“Contrary to press reports, a good deal of aid is getting through to the affected areas... Most necessities are available here—there is a ready supply of freight from China, India and Thailand—and yet the cyclone survivors are being given bottles of mineral water flown from the UK when local companies are offering excellent products. Supplies can be sources here easily and far more cheaply than flying them in. This is mainland south-east Asia—Burma is surrounded by mass-producing, low cost, tiger economies. This is not ‘darkest Africa’.... There is no need to fly food in, just money, which is lighter, to buy essentials,” Strachan wrote.
Money, however, was exactly what was not on offer at Sunday’s conference.
None of this is to deny that a huge tragedy is taking place in Burma for which the junta bears responsibility. But the very last consideration of the US and European powers is the plight of the victims. The catastrophe is simply useful political tool in ongoing efforts to replace the junta with a regime more sympathetic to Western economic and strategic interests. Washington, in particular, regards the Burmese generals as too closely aligned to China, a growing rival to the US. Demands that Burma “opens up” to aid echo the ongoing calls to allow foreign investors into the country to exploit its cheap labour and resources, including oil and gas.
There is more than a whiff of colonial arrogance in the international efforts to pressure Burma into line. In a comment entitled “Save us from the rescuers” in the Los Angeles Times on May 18, writer David Rieff pointed to the rapidity with which demands for military intervention in Burma had surfaced. “Aid is one thing. But aid at the point of a gun is taking the humanitarian enterprise to a place it should never go. And the fact that calls for humanitarian war were ringing out within days of Cyclone Nargis is emblematic of how the interventionist impulse, now matter how well-intended, is extremely dangerous,” he stated.
After recalling that “the motivations of 19th century European colonialism were also presented by supporters as being grounded in humanitarian concern,” Rieff wrote: “Lastly, it is critically important to pay attention to just who is talking about military intervention on humanitarian grounds.

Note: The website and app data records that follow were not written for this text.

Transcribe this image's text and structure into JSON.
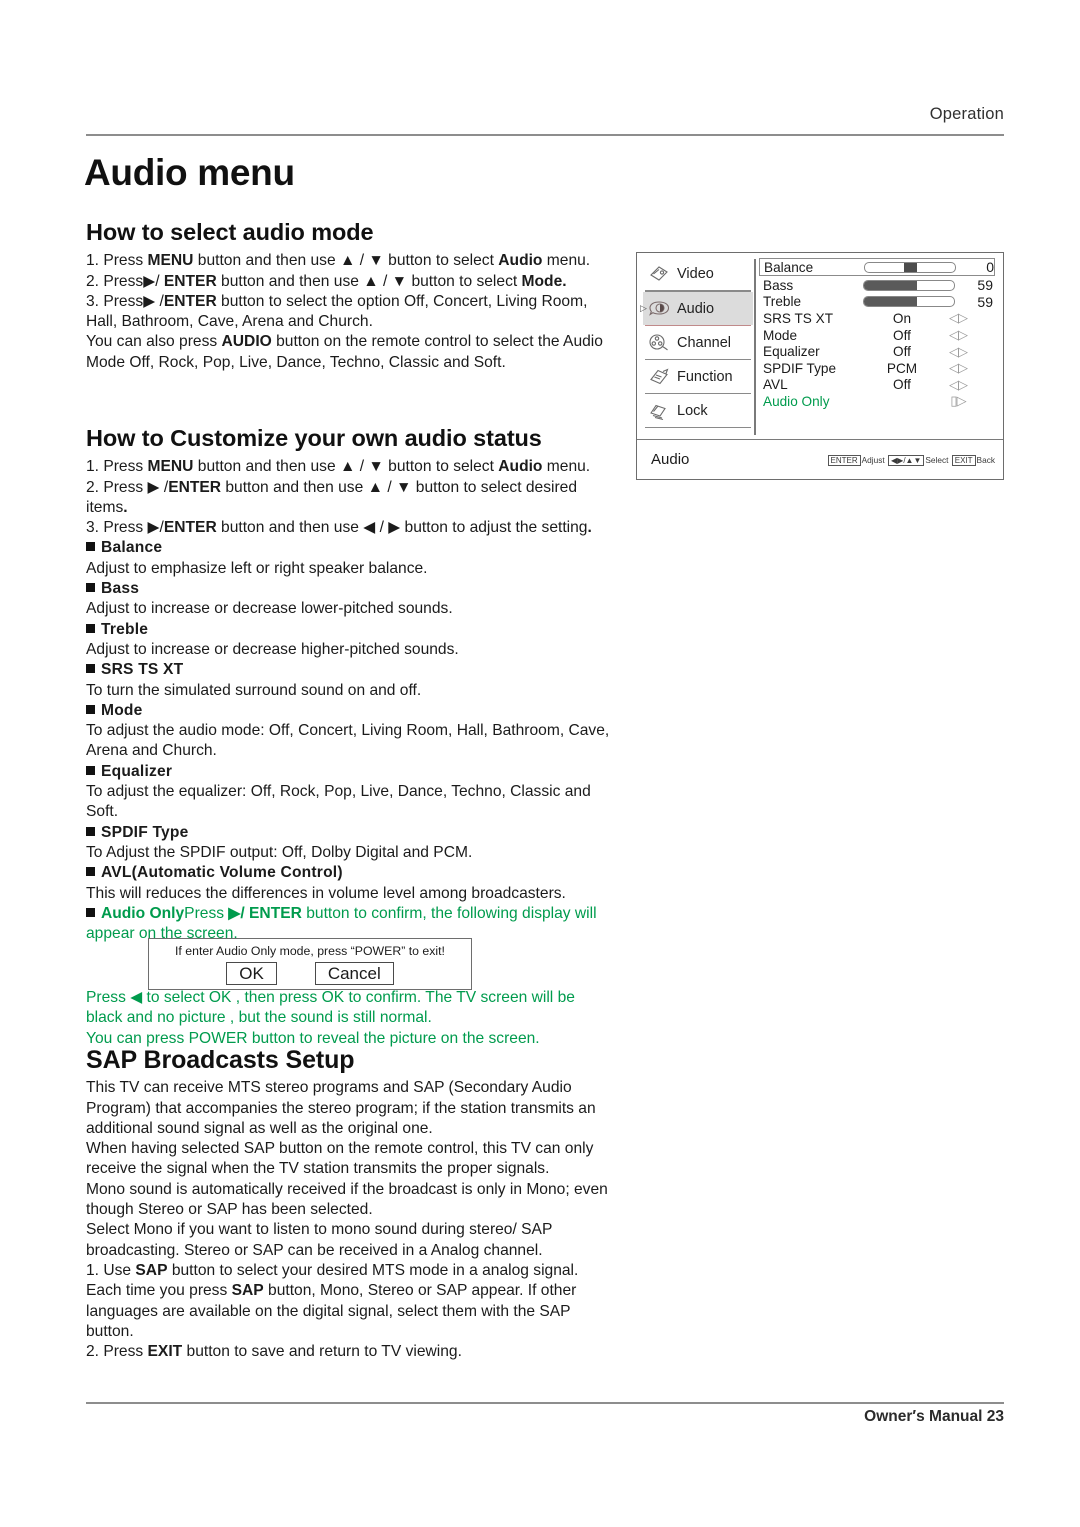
{
  "header": {
    "section_label": "Operation"
  },
  "page_title": "Audio menu",
  "sections": {
    "select_mode": {
      "heading": "How to select audio mode",
      "steps": [
        "1. Press MENU button and then use ▲ / ▼ button to select Audio menu.",
        "2. Press ▶/ ENTER button and then use ▲ / ▼ button to select Mode.",
        "3. Press ▶ /ENTER button to select the option Off, Concert, Living Room, Hall, Bathroom, Cave, Arena and Church.",
        "You can also press AUDIO button on the remote control to select the Audio Mode Off, Rock, Pop, Live, Dance, Techno, Classic and Soft."
      ]
    },
    "customize": {
      "heading": "How to Customize your own audio status",
      "steps": [
        "1. Press MENU button and then use ▲ / ▼ button to select Audio menu.",
        "2. Press ▶ /ENTER button and then use ▲ / ▼ button to select desired items.",
        "3. Press ▶/ENTER button and then use ◀ / ▶ button to adjust the setting."
      ],
      "items": [
        {
          "title": "Balance",
          "desc": "Adjust to emphasize left or right speaker balance."
        },
        {
          "title": "Bass",
          "desc": "Adjust to increase or decrease lower-pitched sounds."
        },
        {
          "title": "Treble",
          "desc": "Adjust to increase or decrease higher-pitched sounds."
        },
        {
          "title": "SRS TS XT",
          "desc": "To turn the simulated surround sound on and off."
        },
        {
          "title": "Mode",
          "desc": "To adjust  the audio mode: Off, Concert, Living Room, Hall, Bathroom, Cave, Arena and Church."
        },
        {
          "title": "Equalizer",
          "desc": "To adjust  the equalizer: Off, Rock, Pop, Live, Dance, Techno, Classic and Soft."
        },
        {
          "title": "SPDIF Type",
          "desc": "To Adjust the SPDIF output: Off, Dolby Digital and  PCM."
        },
        {
          "title": "AVL(Automatic Volume Control)",
          "desc": "This will reduces the differences in volume level among broadcasters."
        }
      ],
      "audio_only": {
        "title": "Audio Only",
        "line_a": "Press ",
        "line_b": "▶/ ENTER",
        "line_c": " button to confirm, the following display will appear on the screen."
      },
      "after_dialog": [
        "Press ◀ to select OK , then press OK to confirm. The TV screen will be black and no picture , but the sound is still normal.",
        "You can press POWER button to reveal the picture on the screen."
      ]
    },
    "sap": {
      "heading": "SAP Broadcasts Setup",
      "paragraphs": [
        "This TV can receive MTS stereo programs and SAP (Secondary Audio Program) that accompanies the stereo program; if the station transmits an additional sound signal as well as the original one.",
        "When having selected SAP button on the remote control, this TV can only receive the signal when the TV station transmits the proper signals.",
        "Mono sound is automatically received if the broadcast is only in Mono; even though Stereo or SAP has been selected.",
        "Select Mono if you want to listen to mono sound during stereo/ SAP broadcasting. Stereo or SAP can be received in a Analog channel.",
        "1. Use SAP button to select your desired MTS mode in a analog signal.",
        "Each time you press SAP button, Mono, Stereo or SAP appear. If other languages are available on the digital signal, select them with the SAP button.",
        "2. Press EXIT button to save and return to TV viewing."
      ]
    }
  },
  "dialog": {
    "message": "If enter Audio Only mode, press “POWER” to exit!",
    "ok_label": "OK",
    "cancel_label": "Cancel"
  },
  "osd": {
    "sidebar": [
      {
        "label": "Video",
        "icon": "video-icon",
        "selected": false
      },
      {
        "label": "Audio",
        "icon": "audio-icon",
        "selected": true
      },
      {
        "label": "Channel",
        "icon": "channel-icon",
        "selected": false
      },
      {
        "label": "Function",
        "icon": "function-icon",
        "selected": false
      },
      {
        "label": "Lock",
        "icon": "lock-icon",
        "selected": false
      }
    ],
    "items": [
      {
        "name": "Balance",
        "kind": "slider",
        "percent": 50,
        "value": "0",
        "framed": true,
        "knob": true
      },
      {
        "name": "Bass",
        "kind": "slider",
        "percent": 59,
        "value": "59",
        "framed": false,
        "knob": false
      },
      {
        "name": "Treble",
        "kind": "slider",
        "percent": 59,
        "value": "59",
        "framed": false,
        "knob": false
      },
      {
        "name": "SRS TS XT",
        "kind": "option",
        "value": "On",
        "arrow": "◁▷"
      },
      {
        "name": "Mode",
        "kind": "option",
        "value": "Off",
        "arrow": "◁▷"
      },
      {
        "name": "Equalizer",
        "kind": "option",
        "value": "Off",
        "arrow": "◁▷"
      },
      {
        "name": "SPDIF Type",
        "kind": "option",
        "value": "PCM",
        "arrow": "◁▷"
      },
      {
        "name": "AVL",
        "kind": "option",
        "value": "Off",
        "arrow": "◁▷"
      },
      {
        "name": "Audio Only",
        "kind": "action",
        "value": "",
        "arrow": "▯▷",
        "green": true
      }
    ],
    "footer_label": "Audio",
    "hints": {
      "enter_key": "ENTER",
      "enter_action": "Adjust",
      "nav_key": "◀▶/▲▼",
      "nav_action": "Select",
      "exit_key": "EXIT",
      "exit_action": "Back"
    }
  },
  "footer": {
    "text": "Owner′s Manual  23"
  },
  "colors": {
    "green": "#009b4d",
    "highlight": "#dcdcdc",
    "rule": "#8d8d8d"
  }
}
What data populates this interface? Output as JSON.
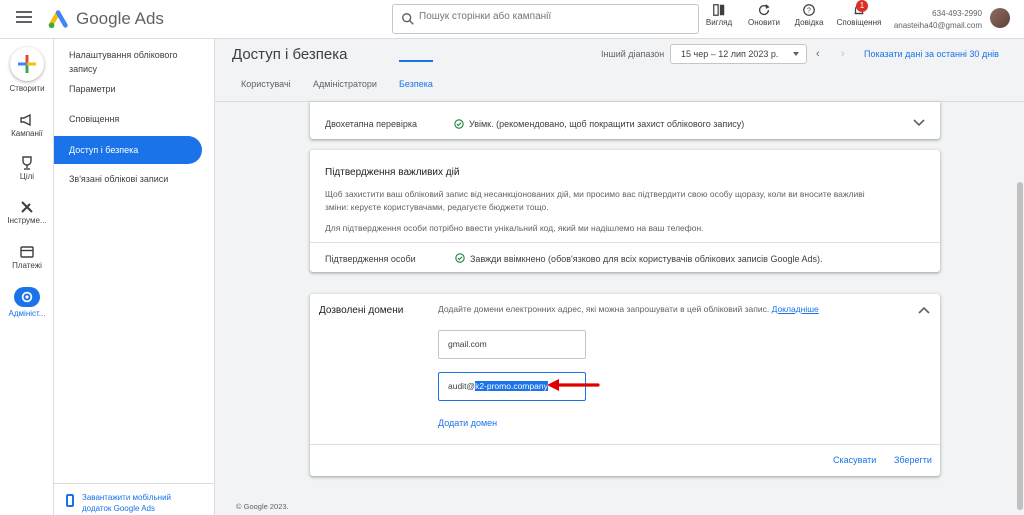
{
  "app": {
    "brand": "Google Ads"
  },
  "search": {
    "placeholder": "Пошук сторінки або кампанії"
  },
  "toolbar": {
    "view_label": "Вигляд",
    "refresh_label": "Оновити",
    "help_label": "Довідка",
    "notifications_label": "Сповіщення",
    "notifications_count": "1"
  },
  "account": {
    "id": "634-493-2990",
    "email": "anasteiha40@gmail.com"
  },
  "rail": {
    "create_label": "Створити",
    "items": [
      {
        "label": "Кампанії",
        "icon": "megaphone-icon"
      },
      {
        "label": "Цілі",
        "icon": "trophy-icon"
      },
      {
        "label": "Інструме...",
        "icon": "tools-icon"
      },
      {
        "label": "Платежі",
        "icon": "card-icon"
      },
      {
        "label": "Адмініст...",
        "icon": "gear-icon"
      }
    ]
  },
  "nav": {
    "items": [
      {
        "label": "Налаштування облікового запису"
      },
      {
        "label": "Параметри"
      },
      {
        "label": "Сповіщення"
      },
      {
        "label": "Доступ і безпека",
        "active": true
      },
      {
        "label": "Зв'язані облікові записи"
      }
    ],
    "footer": "Завантажити мобільний додаток Google Ads"
  },
  "header": {
    "title": "Доступ і безпека",
    "range_label": "Інший діапазон",
    "date_range": "15 чер – 12 лип 2023 р.",
    "show_last_30": "Показати дані за останні 30 днів"
  },
  "tabs": [
    {
      "label": "Користувачі"
    },
    {
      "label": "Адміністратори"
    },
    {
      "label": "Безпека",
      "active": true
    }
  ],
  "two_step": {
    "label": "Двохетапна перевірка",
    "status": "Увімк. (рекомендовано, щоб покращити захист облікового запису)"
  },
  "important": {
    "title": "Підтвердження важливих дій",
    "desc1": "Щоб захистити ваш обліковий запис від несанкціонованих дій, ми просимо вас підтвердити свою особу щоразу, коли ви вносите важливі",
    "desc1b": "зміни: керуєте користувачами, редагуєте бюджети тощо.",
    "desc2": "Для підтвердження особи потрібно ввести унікальний код, який ми надішлемо на ваш телефон.",
    "identity_label": "Підтвердження особи",
    "identity_status": "Завжди ввімкнено (обов'язково для всіх користувачів облікових записів Google Ads)."
  },
  "domains": {
    "title": "Дозволені домени",
    "desc": "Додайте домени електронних адрес, які можна запрошувати в цей обліковий запис.",
    "learn_more": "Докладніше",
    "domain1": "gmail.com",
    "domain2_prefix": "audit@",
    "domain2_selected": "k2-promo.company",
    "add_domain": "Додати домен",
    "cancel": "Скасувати",
    "save": "Зберегти"
  },
  "footer": {
    "copyright": "© Google 2023."
  },
  "colors": {
    "accent": "#1a73e8",
    "success": "#188038",
    "annotation": "#e00000"
  }
}
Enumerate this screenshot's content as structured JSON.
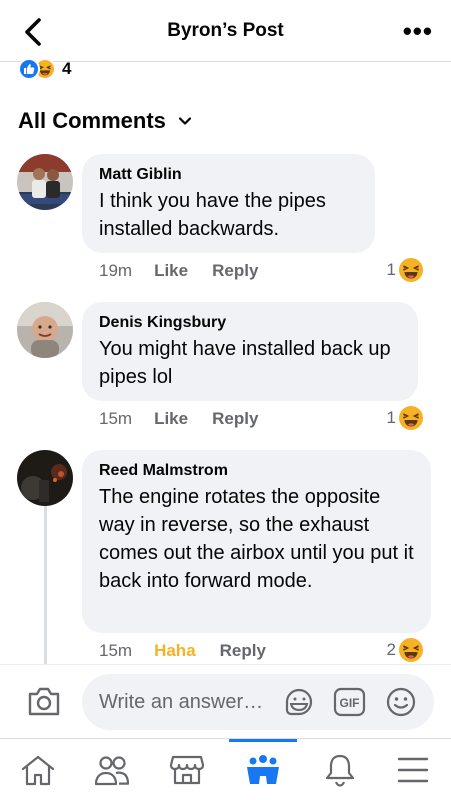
{
  "header": {
    "title": "Byron’s Post"
  },
  "reactions": {
    "count": "4"
  },
  "comments_section": {
    "label": "All Comments"
  },
  "comments": [
    {
      "author": "Matt Giblin",
      "text": "I think you have the pipes installed backwards.",
      "time": "19m",
      "like_label": "Like",
      "reply_label": "Reply",
      "reaction_count": "1"
    },
    {
      "author": "Denis Kingsbury",
      "text": "You might have installed back up pipes lol",
      "time": "15m",
      "like_label": "Like",
      "reply_label": "Reply",
      "reaction_count": "1"
    },
    {
      "author": "Reed Malmstrom",
      "text": "The engine rotates the opposite way in reverse, so the exhaust comes out the airbox until you put it back into forward mode.",
      "time": "15m",
      "like_label": "Haha",
      "reply_label": "Reply",
      "reaction_count": "2"
    }
  ],
  "composer": {
    "placeholder": "Write an answer…",
    "gif_label": "GIF"
  },
  "colors": {
    "accent": "#1877f2",
    "haha": "#f7b125",
    "bubble": "#f0f2f5",
    "meta": "#65676b"
  },
  "icons": [
    "back-icon",
    "more-icon",
    "like-reaction-icon",
    "haha-reaction-icon",
    "chevron-down-icon",
    "camera-icon",
    "sticker-icon",
    "gif-icon",
    "emoji-icon",
    "home-icon",
    "friends-icon",
    "marketplace-icon",
    "groups-icon",
    "bell-icon",
    "menu-icon"
  ]
}
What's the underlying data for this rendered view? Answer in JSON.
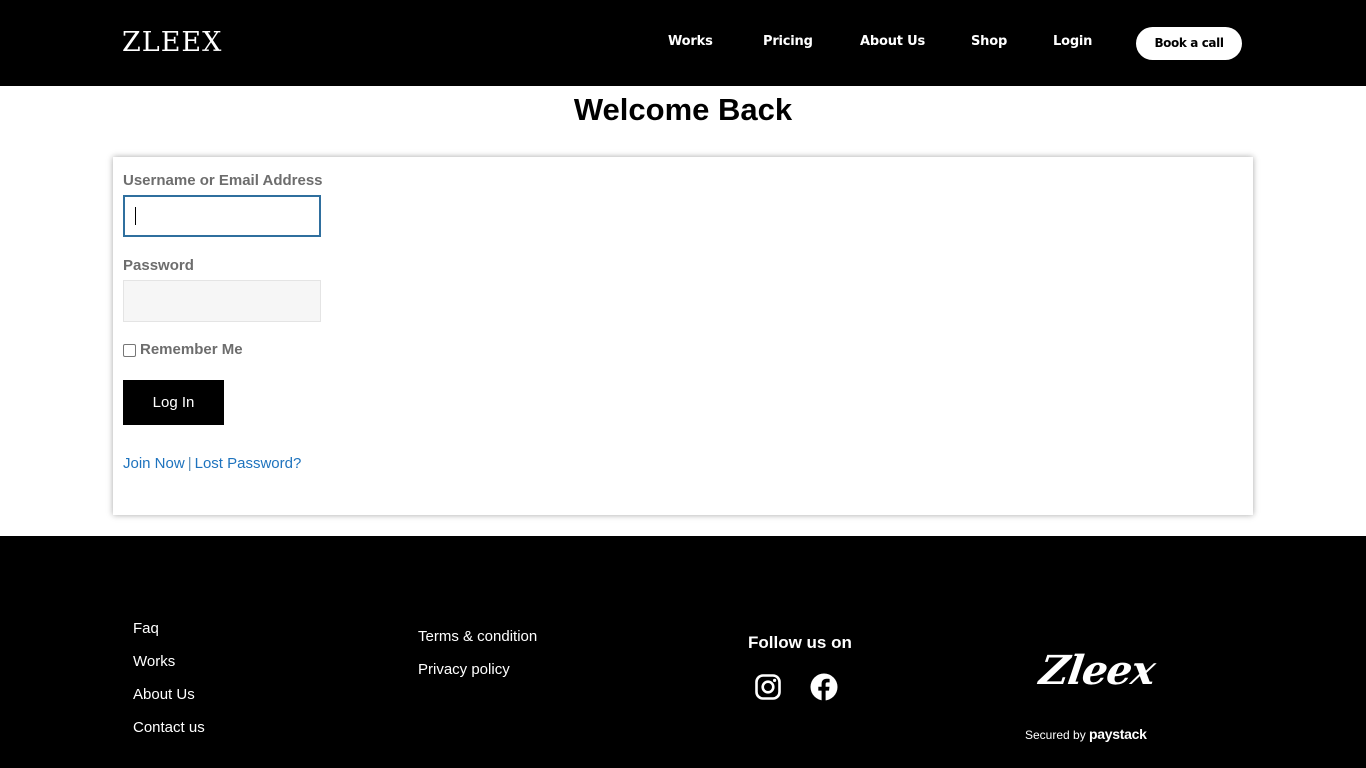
{
  "header": {
    "logo": "ZLEEX",
    "nav": [
      "Works",
      "Pricing",
      "About Us",
      "Shop",
      "Login"
    ],
    "cta": "Book a call"
  },
  "main": {
    "title": "Welcome Back",
    "form": {
      "username_label": "Username or Email Address",
      "username_value": "",
      "password_label": "Password",
      "password_value": "",
      "remember_label": "Remember Me",
      "remember_checked": false,
      "submit_label": "Log In",
      "join_link": "Join Now",
      "separator": "|",
      "lost_password_link": "Lost Password?"
    }
  },
  "footer": {
    "col1": [
      "Faq",
      "Works",
      "About Us",
      "Contact us"
    ],
    "col2": [
      "Terms & condition",
      "Privacy policy"
    ],
    "follow_title": "Follow us on",
    "social_icons": [
      "instagram-icon",
      "facebook-icon"
    ],
    "brand_script": "Zleex",
    "secured_prefix": "Secured by",
    "secured_brand": "paystack"
  },
  "colors": {
    "header_bg": "#000000",
    "footer_bg": "#000000",
    "link": "#1e73be",
    "label": "#6d6d6d",
    "focus_border": "#2f6f9e"
  }
}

Well, among others, it’s the foreign ministers of the two great 19th century colonial empires. And where exactly do they want to intervene—sorry, where do they want to live up to their responsibility to protect? Mostly in the very countries they used to rule.”
As if on cue, French writer and philosopher Bernard-Henri Levy wrote a diatribe in Saturday’s Australian, which concluded that perhaps French colonialism had not been so bad after all. Entitled “Put Burma’s murderous dictators in the dock”, the article was more a string of expletives than an argument. According to Levy, the junta was variously crazy, criminally insane, racist, xenophobic, paranoid, monomaniacal, autistic, mafia-like, stingy and grotesque.
After exhausting his list of adjectives, Levy declared: “Faced with this spectacle, this machine of death, hate and madness, one hesitates between sorrow, pity, a desire to see these assassins brought before an international criminal tribunal and, finally, the days when France created and imposed upon the world the right and the duty to intervene.”
That the virtues of French colonial rule, which gave the world such horrors as the wars in Indo-China and Algeria, can be conjured up without the slightest embarrassment is perhaps the clearest indication of what lies behind Kouchner’s campaign to intervene in Burma.